Last week Daisy attended the open day at the Public School as she is starting there in January. The school is small – just 35 kids from Kindergarten to Year 6 small – and when she was introduced to the school at Assembly with the Principal and all 35 kids stood and looked at her and said (as only kids can in their sing song voices) “Good Morning Daisy. Welcome to our school” my heart just about burst with pride and excitement. The school is so sweet. Their playground is a grassy hill with the most spectacular outlook over the valley dotted with Silver birches and clusters of daffodils and blossoms. The teachers lovely and the kids kind to each other and happy. Her classroom (which is K-2 composite) looked just like mine did when I was in Kinder but with interactive whiteboards instead of blackboards. I think she is going to be very happy there and the fact that she will be able to walk herself to school in the years to come with her friends past paddocks of cows – well it’s just about the best start to life a kid could get isn’t it?

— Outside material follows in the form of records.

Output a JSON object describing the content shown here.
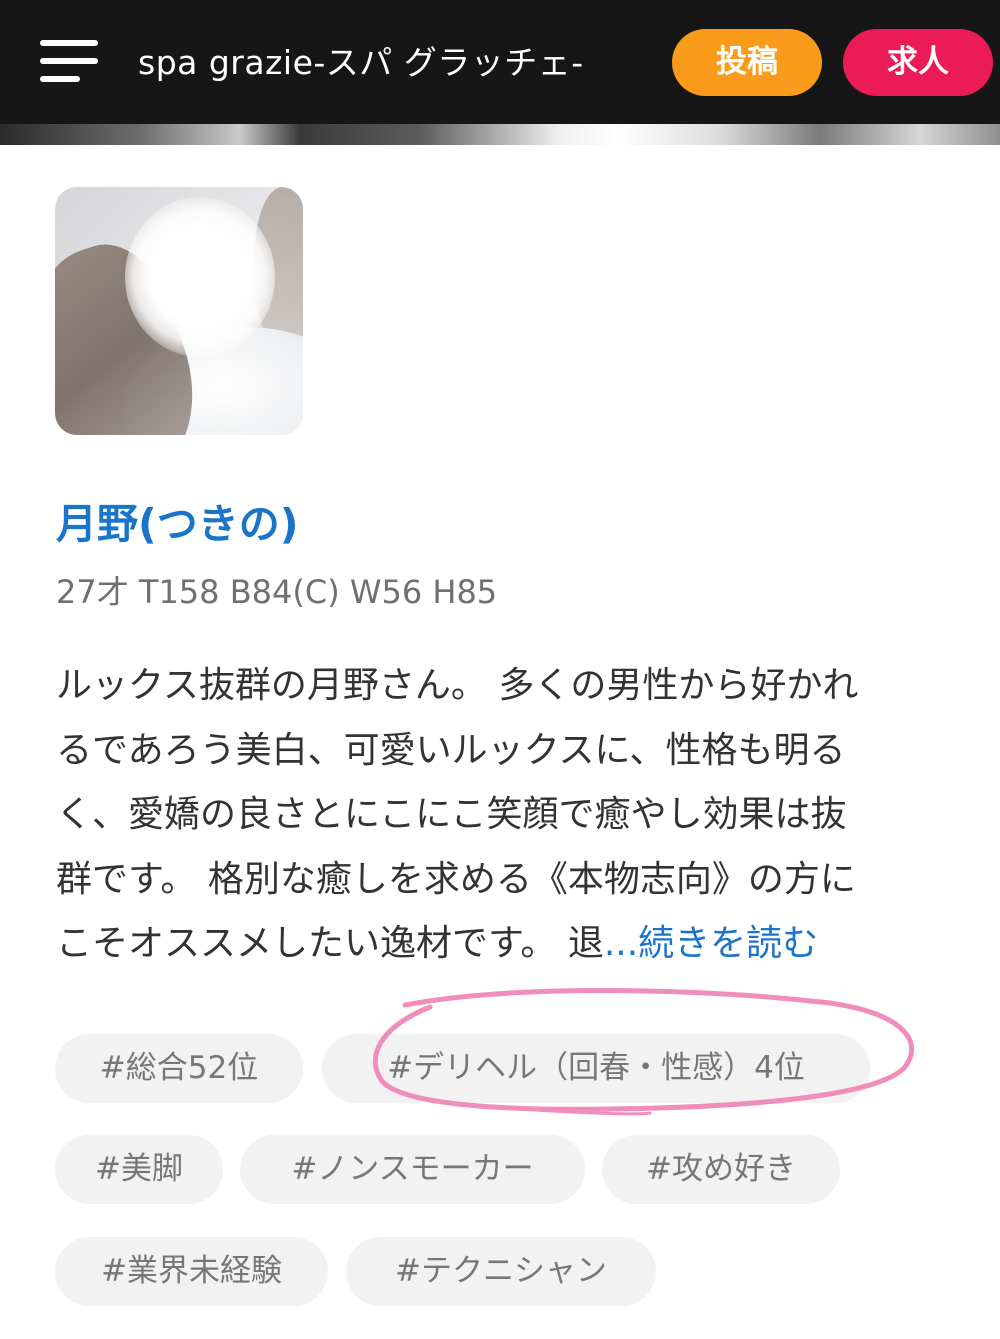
{
  "header": {
    "menu_icon": "hamburger-menu-icon",
    "title": "spa grazie-スパ グラッチェ-",
    "post_button": "投稿",
    "jobs_button": "求人",
    "post_color": "#fb9b1c",
    "jobs_color": "#ea1b56"
  },
  "profile": {
    "name": "月野(つきの)",
    "stats": "27才 T158 B84(C) W56 H85",
    "description_lines": [
      "ルックス抜群の月野さん。 多くの男性から好かれ",
      "るであろう美白、可愛いルックスに、性格も明る",
      "く、愛嬌の良さとにこにこ笑顔で癒やし効果は抜",
      "群です。 格別な癒しを求める《本物志向》の方に",
      "こそオススメしたい逸材です。 退"
    ],
    "read_more": "...続きを読む"
  },
  "tags": [
    "#総合52位",
    "#デリヘル（回春・性感）4位",
    "#美脚",
    "#ノンスモーカー",
    "#攻め好き",
    "#業界未経験",
    "#テクニシャン"
  ],
  "accent_color": "#1a75c9",
  "annotation_color": "#f08dbb"
}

When we were walking home from the School I ran into a woman who is the President of the local School of the Arts which is a historic building in town that is run and looked after by the residents for the residents to enjoy. They hold fundraisers throughout the year to raise money to maintain it – balls, movie nights, trivia nights etc – and they were looking for a new committee member – and she asked me to be that person! I was headhunted! Mostly because after 276 wines at said events through the year I must have talked up how much I wanted to get involved and help out. So Saturday morning I trotted up the the AGM, stood up when I was nominated and accepted a round of applause from the town! At the morning tea afterwards I met almost everyone and was well and truly scoped out by the oldies (I am the youngest on the committee by about 15 years I reckon and let me tell you there were a lot of puffer vests out there). Peeps, my baking is going to have to pick up – I am a committee member after all you know and I am going to have to keep the biker boots for a few meetings at least. Bev is about to come into her own! Tonight we have our first meeting to go through fundraisers through the year – what do you think they’ll think of a travelling drag show all the way from the big smoke? A bake off? I think it could be just the ticket…
While we still haven’t quite been here for a year I most definitely feel like this is home. Our home. Our town. The blossoms that were out when we moved in are almost out – we have almost seen our home in all four seasons. I am so excited about getting involved even further in the next year – being a part of a wonderful community and adding a little biker boots into the mix along the way.
There is, however, one part of this rural living that I just don’t get. Not sure if you have ever seen any a country television network with their Good night message for the children? I remember when I was a kid visiting friends we always saw Big Dog say goodnight to the kiddies. He was a freaky looking dog – still scarred by that. Here we have The Workers. Who are they? NO idea. Where do they come from? NO idea. What a strange motley crew of middle aged entertainers. Freaky? Yep. Creepy? That camp fireman with the creepy eyes? MAKE IT GO AWAY.